Whenever a line in the entries below contains "Email", copy that line.

BEGIN Supplied data

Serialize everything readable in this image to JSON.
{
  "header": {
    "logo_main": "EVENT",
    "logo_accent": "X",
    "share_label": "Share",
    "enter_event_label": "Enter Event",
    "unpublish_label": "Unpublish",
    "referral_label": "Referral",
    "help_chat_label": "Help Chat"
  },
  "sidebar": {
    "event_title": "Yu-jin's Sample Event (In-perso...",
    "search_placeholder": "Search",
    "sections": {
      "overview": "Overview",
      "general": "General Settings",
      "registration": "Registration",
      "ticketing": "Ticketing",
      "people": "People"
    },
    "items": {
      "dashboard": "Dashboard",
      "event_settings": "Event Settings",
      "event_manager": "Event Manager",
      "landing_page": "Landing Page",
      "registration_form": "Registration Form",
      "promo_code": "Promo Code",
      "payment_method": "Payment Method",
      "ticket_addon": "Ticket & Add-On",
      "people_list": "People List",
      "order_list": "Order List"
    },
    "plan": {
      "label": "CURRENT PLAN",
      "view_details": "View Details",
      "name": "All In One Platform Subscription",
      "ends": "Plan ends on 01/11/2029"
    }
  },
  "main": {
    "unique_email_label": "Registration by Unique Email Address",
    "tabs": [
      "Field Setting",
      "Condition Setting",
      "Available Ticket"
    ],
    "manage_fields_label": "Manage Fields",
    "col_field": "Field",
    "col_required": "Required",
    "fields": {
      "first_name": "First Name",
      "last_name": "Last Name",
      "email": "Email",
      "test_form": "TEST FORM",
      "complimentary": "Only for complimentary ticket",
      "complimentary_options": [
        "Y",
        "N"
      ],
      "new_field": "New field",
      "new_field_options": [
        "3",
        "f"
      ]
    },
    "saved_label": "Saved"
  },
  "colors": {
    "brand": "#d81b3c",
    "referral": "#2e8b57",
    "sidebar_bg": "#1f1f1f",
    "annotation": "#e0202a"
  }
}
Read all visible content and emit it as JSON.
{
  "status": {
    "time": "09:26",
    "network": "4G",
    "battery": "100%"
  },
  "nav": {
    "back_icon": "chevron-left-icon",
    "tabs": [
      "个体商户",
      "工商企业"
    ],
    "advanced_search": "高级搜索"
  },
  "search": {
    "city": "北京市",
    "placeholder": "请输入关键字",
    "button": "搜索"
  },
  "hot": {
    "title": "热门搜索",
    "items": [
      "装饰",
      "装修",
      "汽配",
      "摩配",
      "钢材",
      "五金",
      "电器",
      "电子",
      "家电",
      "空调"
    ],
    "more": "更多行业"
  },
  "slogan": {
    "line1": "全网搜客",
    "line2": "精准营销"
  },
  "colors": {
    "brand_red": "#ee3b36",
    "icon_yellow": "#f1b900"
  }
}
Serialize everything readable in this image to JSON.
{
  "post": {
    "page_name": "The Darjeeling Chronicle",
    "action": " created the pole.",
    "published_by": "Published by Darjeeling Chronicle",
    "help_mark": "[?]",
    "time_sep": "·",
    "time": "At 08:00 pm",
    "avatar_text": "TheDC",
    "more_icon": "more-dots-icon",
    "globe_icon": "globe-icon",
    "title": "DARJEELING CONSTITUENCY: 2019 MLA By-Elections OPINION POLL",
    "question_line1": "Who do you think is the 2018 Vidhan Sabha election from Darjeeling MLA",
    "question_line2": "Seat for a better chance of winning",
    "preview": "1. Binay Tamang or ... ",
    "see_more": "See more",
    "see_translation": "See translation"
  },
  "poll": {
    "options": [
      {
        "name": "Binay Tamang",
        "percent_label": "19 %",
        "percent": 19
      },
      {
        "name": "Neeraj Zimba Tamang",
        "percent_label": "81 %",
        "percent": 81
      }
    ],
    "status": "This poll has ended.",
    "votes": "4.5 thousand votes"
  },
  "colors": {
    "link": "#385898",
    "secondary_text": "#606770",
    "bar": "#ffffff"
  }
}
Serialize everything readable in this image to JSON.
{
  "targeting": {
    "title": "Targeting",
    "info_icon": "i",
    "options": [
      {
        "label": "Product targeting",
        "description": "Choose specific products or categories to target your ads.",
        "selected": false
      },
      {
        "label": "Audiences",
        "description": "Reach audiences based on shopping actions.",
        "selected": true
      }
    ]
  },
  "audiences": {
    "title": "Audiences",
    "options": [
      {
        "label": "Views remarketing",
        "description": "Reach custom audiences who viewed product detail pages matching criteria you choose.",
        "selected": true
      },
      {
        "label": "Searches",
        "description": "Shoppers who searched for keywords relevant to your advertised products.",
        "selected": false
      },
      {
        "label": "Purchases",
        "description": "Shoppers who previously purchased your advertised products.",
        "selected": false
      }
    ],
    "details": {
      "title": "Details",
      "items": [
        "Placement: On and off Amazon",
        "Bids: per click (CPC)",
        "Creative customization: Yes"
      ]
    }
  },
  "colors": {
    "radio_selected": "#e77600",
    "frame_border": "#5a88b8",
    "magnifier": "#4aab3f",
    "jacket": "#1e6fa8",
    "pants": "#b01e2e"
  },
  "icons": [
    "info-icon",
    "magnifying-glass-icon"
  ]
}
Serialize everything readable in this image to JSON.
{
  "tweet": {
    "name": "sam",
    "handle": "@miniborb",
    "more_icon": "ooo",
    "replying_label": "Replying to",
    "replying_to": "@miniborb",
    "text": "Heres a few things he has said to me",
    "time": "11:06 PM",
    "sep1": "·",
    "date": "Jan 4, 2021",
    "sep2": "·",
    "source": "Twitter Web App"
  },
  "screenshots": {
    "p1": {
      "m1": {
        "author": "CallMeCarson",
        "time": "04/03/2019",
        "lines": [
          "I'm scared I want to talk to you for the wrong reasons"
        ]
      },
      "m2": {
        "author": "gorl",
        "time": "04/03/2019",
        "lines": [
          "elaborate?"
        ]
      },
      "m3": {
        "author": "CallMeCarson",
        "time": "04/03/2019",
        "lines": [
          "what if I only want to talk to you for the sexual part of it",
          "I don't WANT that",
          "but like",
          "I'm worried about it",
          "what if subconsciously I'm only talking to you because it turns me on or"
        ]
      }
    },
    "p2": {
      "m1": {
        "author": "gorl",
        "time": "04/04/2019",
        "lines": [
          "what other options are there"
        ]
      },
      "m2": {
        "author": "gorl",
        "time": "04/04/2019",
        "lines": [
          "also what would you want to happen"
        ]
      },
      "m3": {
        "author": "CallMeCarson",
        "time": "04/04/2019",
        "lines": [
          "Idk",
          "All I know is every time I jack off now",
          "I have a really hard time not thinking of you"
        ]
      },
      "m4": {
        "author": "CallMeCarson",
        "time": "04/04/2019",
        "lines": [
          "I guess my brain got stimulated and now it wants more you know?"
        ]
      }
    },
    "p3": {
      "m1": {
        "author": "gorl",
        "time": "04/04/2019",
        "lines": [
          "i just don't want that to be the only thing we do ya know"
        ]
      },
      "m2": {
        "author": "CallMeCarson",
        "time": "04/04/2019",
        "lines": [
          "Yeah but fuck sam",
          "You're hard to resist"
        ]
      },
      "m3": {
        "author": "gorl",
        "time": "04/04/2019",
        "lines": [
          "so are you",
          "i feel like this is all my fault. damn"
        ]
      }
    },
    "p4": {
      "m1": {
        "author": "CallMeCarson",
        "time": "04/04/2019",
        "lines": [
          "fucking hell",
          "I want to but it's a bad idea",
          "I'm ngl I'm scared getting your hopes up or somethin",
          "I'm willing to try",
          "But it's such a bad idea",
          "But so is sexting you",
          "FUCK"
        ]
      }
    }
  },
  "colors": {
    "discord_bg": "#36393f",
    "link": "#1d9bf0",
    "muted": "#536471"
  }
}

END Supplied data

**Solution to this task:**
    "unique_email_label": "Registration by Unique Email Address",
      "email": "Email",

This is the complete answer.